Other Systems
If you use Homebrew, you can install Ockam using brew.
# Tap and install Ockam Command
brew install build-trust/ockam/ockam
This will download a precompiled binary and add it to your path. If you don’t use Homebrew, you can also install on Linux and MacOS systems using curl. See instructions for other systems in the next tab.
On Linux and MacOS, you can download precompiled binaries for your architecture using curl.
curl --proto '=https' --tlsv1.2 -sSf \ | bash
This will download a precompiled binary and add it to your path. If the above instructions don't work on your machine, please post a question, we’d love to help.

Create an end-to-end encrypted relay

Next, let's step through the following commands to setup secure and private communication between our application service and an application client.
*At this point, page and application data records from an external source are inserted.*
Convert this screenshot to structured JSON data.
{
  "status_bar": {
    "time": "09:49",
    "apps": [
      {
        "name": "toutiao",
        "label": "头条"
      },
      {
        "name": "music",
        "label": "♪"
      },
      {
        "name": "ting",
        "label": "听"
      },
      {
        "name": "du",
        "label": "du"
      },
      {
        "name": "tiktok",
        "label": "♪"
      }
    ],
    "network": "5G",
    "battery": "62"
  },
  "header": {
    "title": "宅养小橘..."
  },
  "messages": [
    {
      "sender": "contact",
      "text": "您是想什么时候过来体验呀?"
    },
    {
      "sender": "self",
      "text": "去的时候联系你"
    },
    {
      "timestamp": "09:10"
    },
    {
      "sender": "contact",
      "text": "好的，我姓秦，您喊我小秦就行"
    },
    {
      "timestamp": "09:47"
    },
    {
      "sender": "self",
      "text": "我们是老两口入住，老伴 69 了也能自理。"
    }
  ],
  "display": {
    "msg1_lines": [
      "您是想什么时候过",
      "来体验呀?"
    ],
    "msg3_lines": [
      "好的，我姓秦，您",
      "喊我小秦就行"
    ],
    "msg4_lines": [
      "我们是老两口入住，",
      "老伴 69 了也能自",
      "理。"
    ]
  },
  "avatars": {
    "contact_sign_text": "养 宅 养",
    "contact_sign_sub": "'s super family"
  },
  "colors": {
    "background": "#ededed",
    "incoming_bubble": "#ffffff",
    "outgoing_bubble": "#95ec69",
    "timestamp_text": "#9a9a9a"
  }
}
In a terminal window, run the following command, which will:
  • Check that everything was installed correctly by enrolling with Ockam Orchestrator.
  • This will create a Space and Project for you in Ockam Orchestrator and provision an End-to-End Encrypted Relay in your default project at /project/default.
ockam enroll

Application service (database)

Next, let's setup a tcp-outlet that makes a TCP service available at the given address 5432. We can use this to send raw TCP traffic to the HTTP server on port 5432. And then let's create a relay in our default Orchestrator project.
Relays make it possible to establish end-to-end protocols with services operating in a remote private networks, without requiring a remote service to expose listening ports to an outside hostile network like the Internet.
ockam tcp-outlet create --to 5432
ockam relay create

Application client

Let's setup a a local tcp-inlet to allow raw TCP traffic to be received on port 7777 before it is forwarded.
A TCP inlet is a way of defining where a node should be listening for connections, and where it should forward that traffic to.
ockam tcp-inlet create --from 7777
Please note that you can run the application client on a different machine than the one that is running the application service (database). In this case, you can simply run ockam enroll on the machine running the application client before running the ockam tcp-inlet ... command.

Access the application service (database) securely

Using the following command we can now access our application service (database), that may be in a remote private network though the end-to-end encrypted secure channel, via our own private and encrypted cloud relay 🎉.
psql --host='' --port=7777 app_db